Summer Selections: The House by The Sea
by Alice West
At the horizon, in the moment where the Sea meets the night sky, there is nothing but the sound of the wind. The soft breaths of cresting waves and the violin sounds of whale song beneath the surface. Black and littered with stars, the sky falls into her gentle rippling tides and touches her with the calm of night. Filled with a darkness she can’t contain, she whistles into the sky. A kiss, a dance, a ritual; the Sea moves and then doesn’t move. The tide sings her goodbyes and then slips over the horizon, black into black.
From out beyond the harbour, the village is just a collection of yellow lights clustered on the side of a hill further up the river. Half way between the shore and the horizon, a red buoy bobs on the surface of a flat Sea. She tangles herself up in the rope anchoring it to the sand, pulling it tight and sturdy. Then falls between the fibres and releases it again. The buoy wobbles again. The horizon is a series of movements. She exists here, the beating pulse of every ripple that makes up her flat-line. And, all the way out there, each irregular beat carries her forward. Flowing up the channels that pour towards the beach where her building momentum will crash into sand. She exhales, and as she drags back to Sea, she inhales. The wind sings for her, there is no rest for the wicked.
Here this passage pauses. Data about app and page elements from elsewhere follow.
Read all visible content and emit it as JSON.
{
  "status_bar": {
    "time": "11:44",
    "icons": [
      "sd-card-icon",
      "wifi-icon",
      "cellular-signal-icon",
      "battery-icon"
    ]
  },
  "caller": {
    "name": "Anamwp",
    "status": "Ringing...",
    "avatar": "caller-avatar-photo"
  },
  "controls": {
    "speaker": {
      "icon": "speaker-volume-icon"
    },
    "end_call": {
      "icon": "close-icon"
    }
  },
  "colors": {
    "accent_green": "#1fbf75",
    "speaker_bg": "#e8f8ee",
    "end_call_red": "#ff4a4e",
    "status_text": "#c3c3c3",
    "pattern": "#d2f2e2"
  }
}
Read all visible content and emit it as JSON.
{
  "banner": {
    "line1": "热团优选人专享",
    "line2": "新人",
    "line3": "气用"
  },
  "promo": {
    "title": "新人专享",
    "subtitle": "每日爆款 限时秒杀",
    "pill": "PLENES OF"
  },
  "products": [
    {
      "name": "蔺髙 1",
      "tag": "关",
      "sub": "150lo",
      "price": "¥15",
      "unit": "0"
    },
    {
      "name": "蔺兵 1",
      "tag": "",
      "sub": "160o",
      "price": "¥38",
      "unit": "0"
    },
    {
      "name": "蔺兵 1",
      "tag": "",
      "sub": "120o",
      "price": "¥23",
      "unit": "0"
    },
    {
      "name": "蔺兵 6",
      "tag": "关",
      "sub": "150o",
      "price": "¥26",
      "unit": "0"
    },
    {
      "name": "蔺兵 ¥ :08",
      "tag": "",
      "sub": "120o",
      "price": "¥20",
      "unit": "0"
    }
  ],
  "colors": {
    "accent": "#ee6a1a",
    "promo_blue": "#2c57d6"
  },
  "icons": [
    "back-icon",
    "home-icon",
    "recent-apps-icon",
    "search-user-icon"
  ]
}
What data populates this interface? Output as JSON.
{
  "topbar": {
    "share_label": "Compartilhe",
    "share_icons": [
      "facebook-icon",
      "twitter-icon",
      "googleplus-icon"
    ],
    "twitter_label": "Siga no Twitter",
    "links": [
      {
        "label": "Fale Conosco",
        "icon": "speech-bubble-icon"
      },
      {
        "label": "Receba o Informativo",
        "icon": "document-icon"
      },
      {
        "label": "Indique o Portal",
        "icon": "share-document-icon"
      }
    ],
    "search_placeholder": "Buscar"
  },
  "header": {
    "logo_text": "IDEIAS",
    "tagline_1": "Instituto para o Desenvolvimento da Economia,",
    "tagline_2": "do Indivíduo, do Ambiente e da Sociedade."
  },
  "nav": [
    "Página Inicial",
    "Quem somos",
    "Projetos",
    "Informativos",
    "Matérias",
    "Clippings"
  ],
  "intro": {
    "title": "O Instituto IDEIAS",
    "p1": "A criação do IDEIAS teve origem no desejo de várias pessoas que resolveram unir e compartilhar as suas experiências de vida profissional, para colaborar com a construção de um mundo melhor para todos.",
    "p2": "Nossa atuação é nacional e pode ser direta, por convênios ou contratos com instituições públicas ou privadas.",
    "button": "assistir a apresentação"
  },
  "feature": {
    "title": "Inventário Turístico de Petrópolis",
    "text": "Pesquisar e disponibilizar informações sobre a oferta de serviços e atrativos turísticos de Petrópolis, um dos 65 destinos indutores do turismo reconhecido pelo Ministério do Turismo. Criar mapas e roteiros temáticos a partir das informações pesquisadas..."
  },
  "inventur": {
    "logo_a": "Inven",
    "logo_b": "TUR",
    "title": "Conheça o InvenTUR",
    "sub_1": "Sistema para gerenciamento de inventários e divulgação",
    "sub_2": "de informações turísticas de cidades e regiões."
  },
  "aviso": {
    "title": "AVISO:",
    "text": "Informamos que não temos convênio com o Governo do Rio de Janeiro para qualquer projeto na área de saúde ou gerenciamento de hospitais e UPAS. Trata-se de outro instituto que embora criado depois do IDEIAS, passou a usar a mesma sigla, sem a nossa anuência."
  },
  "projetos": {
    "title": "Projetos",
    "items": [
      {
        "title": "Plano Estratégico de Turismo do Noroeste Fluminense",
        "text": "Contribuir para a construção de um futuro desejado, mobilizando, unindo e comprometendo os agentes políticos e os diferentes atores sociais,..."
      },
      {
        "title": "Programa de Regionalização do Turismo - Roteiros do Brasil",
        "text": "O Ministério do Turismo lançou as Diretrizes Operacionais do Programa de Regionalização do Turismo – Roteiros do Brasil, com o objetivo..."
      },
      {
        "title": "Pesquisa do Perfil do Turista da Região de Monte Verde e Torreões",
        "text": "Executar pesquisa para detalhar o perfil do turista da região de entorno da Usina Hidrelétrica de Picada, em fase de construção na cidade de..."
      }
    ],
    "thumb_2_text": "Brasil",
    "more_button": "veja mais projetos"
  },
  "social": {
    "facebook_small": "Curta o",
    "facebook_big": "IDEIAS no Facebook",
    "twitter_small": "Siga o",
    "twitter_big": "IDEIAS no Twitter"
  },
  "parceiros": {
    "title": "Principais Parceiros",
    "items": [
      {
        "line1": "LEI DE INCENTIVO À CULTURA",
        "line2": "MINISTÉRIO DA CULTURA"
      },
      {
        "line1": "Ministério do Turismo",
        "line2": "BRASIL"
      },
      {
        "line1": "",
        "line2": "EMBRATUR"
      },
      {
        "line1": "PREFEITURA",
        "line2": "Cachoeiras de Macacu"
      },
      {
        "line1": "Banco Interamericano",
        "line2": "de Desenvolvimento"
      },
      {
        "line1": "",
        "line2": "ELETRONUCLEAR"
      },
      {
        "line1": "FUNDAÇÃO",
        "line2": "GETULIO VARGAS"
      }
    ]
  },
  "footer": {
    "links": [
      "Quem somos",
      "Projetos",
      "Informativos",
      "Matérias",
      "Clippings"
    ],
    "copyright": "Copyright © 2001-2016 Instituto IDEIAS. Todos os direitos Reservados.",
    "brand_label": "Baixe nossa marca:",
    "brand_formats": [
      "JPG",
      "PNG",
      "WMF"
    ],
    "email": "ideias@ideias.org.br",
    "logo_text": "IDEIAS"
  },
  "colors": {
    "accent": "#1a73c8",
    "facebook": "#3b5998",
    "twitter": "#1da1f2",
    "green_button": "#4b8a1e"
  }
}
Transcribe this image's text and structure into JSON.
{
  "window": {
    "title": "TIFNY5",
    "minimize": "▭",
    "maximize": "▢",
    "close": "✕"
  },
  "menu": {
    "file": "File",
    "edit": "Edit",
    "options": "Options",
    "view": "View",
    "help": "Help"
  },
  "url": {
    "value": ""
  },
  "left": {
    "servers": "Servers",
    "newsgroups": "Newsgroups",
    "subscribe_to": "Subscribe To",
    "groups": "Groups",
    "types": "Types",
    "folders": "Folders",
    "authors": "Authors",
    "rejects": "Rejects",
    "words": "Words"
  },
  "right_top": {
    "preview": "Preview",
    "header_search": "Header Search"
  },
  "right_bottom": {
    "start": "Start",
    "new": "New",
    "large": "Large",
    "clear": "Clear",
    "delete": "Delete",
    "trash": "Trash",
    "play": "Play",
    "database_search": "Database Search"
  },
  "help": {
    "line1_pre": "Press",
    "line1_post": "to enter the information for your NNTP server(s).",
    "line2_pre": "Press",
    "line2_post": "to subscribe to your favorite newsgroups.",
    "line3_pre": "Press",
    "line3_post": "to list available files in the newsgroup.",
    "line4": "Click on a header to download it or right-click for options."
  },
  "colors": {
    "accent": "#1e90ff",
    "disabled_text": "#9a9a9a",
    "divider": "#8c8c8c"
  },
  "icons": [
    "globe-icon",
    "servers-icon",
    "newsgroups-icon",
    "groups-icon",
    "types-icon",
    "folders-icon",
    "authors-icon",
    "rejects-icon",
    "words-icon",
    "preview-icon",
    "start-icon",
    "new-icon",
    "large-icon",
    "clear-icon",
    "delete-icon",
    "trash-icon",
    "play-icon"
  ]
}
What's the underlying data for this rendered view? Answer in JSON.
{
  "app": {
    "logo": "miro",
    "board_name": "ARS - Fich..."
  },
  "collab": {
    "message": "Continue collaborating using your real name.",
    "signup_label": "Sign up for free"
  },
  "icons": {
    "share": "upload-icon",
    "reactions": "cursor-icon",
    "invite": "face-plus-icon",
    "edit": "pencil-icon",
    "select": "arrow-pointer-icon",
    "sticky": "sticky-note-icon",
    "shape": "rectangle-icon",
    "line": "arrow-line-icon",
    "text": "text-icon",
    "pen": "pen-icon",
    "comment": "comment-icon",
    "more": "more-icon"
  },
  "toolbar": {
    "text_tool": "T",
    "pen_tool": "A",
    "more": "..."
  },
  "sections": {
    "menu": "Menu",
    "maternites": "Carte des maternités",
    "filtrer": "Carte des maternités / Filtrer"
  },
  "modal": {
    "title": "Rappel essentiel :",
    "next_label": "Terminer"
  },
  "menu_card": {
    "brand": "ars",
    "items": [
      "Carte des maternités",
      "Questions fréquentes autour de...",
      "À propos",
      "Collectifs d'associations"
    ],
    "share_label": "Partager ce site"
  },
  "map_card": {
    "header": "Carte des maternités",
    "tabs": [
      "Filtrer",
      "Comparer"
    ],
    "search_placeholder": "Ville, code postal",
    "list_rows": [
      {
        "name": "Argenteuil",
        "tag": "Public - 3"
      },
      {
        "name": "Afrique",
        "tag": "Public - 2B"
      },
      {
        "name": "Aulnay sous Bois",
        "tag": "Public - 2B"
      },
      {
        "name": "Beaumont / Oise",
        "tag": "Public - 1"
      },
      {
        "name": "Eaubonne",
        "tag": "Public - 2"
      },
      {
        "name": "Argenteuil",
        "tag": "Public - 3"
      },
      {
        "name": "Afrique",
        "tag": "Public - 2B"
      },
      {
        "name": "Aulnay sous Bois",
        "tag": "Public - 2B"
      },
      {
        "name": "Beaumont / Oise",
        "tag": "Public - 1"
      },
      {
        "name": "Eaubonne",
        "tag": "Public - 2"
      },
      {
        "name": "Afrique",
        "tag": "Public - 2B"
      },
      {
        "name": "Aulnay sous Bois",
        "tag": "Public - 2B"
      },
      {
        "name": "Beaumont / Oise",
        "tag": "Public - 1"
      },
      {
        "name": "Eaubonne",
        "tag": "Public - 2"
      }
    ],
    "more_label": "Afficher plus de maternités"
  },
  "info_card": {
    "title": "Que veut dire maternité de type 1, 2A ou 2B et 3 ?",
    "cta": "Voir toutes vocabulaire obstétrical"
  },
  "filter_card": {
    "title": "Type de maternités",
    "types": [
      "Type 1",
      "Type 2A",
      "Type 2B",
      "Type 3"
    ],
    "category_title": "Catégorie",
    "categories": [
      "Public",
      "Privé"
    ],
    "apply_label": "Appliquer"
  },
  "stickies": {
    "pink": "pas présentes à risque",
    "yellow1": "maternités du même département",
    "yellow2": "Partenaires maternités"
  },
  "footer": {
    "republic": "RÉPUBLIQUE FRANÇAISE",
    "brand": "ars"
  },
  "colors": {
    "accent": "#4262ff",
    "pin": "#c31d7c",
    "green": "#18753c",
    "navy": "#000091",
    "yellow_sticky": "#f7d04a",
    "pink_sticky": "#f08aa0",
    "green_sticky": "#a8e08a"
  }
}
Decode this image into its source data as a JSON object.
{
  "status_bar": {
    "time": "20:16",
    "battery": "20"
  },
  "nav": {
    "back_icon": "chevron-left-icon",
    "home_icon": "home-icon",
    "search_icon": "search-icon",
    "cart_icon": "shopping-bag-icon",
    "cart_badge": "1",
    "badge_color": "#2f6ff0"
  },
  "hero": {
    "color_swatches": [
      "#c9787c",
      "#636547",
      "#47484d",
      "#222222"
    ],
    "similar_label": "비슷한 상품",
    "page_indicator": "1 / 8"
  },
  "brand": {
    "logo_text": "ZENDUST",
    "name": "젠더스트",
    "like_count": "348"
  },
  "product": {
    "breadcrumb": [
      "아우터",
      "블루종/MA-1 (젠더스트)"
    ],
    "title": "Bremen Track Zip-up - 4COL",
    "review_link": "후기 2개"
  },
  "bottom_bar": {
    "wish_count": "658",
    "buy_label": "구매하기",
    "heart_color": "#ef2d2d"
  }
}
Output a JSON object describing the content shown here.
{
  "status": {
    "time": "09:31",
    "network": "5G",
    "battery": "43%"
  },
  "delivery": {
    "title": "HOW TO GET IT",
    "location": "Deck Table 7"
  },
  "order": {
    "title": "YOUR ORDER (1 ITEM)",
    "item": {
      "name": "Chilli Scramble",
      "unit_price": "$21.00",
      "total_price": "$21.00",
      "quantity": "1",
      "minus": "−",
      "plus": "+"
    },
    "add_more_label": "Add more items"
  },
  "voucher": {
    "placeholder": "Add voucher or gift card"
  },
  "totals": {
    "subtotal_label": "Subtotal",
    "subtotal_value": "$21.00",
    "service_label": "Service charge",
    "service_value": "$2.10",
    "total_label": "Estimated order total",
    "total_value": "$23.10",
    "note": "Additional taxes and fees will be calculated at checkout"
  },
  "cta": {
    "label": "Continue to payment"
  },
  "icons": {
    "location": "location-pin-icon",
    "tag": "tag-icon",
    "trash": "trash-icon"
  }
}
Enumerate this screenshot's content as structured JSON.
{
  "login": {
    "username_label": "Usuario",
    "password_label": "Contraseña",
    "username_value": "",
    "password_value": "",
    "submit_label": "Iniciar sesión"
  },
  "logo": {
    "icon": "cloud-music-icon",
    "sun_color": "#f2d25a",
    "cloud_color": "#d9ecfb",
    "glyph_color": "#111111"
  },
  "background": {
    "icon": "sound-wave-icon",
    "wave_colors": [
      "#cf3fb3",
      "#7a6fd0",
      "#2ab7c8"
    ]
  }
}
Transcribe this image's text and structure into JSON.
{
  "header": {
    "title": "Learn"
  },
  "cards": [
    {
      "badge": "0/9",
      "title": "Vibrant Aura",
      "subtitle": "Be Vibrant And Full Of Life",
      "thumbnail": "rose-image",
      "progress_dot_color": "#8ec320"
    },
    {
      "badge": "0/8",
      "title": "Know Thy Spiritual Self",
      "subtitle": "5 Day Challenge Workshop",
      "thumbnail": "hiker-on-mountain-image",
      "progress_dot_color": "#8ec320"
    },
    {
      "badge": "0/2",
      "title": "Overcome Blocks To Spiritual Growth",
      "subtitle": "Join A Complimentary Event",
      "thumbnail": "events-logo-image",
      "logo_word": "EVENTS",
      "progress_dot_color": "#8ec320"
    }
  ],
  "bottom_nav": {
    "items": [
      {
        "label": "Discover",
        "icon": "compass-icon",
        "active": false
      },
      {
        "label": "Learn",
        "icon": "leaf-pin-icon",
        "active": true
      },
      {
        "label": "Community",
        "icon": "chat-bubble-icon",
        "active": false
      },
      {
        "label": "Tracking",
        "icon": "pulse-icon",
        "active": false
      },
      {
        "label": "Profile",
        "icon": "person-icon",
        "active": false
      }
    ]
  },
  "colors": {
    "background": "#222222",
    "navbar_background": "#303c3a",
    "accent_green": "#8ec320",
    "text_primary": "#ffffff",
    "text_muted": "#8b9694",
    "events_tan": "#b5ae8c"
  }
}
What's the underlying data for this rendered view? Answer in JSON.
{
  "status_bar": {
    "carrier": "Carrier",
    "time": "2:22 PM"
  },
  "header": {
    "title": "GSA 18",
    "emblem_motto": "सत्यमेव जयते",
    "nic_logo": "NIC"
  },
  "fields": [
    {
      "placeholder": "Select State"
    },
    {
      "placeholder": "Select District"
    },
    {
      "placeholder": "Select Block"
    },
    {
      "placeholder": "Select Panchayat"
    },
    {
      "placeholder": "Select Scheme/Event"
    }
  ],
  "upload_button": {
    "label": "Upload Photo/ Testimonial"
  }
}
There’s a crack in the coast, where the river pushes into the Sea and the wind has no direction. Since time began, this has been the point where land crumbled into the Sea. The rocks and boulders that litter this place are prehistoric, no man could move them and no man would try. These rocks have seen men grow. They have seen men learn to build sails and ships and ropes. They have seen men cry and laugh and fall in love with dangerous creatures that are only half woman. These rocks have been worn by the Sea and her thrashing and spitting, and in all the time that stands before and beyond this moment, these rocks have been touched by the same wind. Here, on this little beach, there is nothing to suggest that humans have ever walked this earth. Apart from a house, crumbling at its edges, tucked into a cove along the shore where the waters are still, and the wind is barely a whimper.
Built from the beach itself, the house has been part of the scenery for hundreds of years. Not even the oldest man in the village can remember the last time someone lived there. Most of it remained, but part of the roof had fallen in on itself and there were spaces in the bricks where the stone wall hadn’t been strong enough to survive the wind’s harsh kiss. Centuries of wind and salty sea had left it battered and shaken, but nestled between two rocks the house was still there. As strong, and as lonely, as the cliffs around it.
Summer Selections is a FalWriting series bringing you a variety of writing produced this academic year by Falmouth students. It's a vibrant and diverse selection of work covering text forms from experimental poetry to forensic literary analysis, from gothic short stories to critical dissertations. This year the selection is guest edited by third year student Jess Hawes.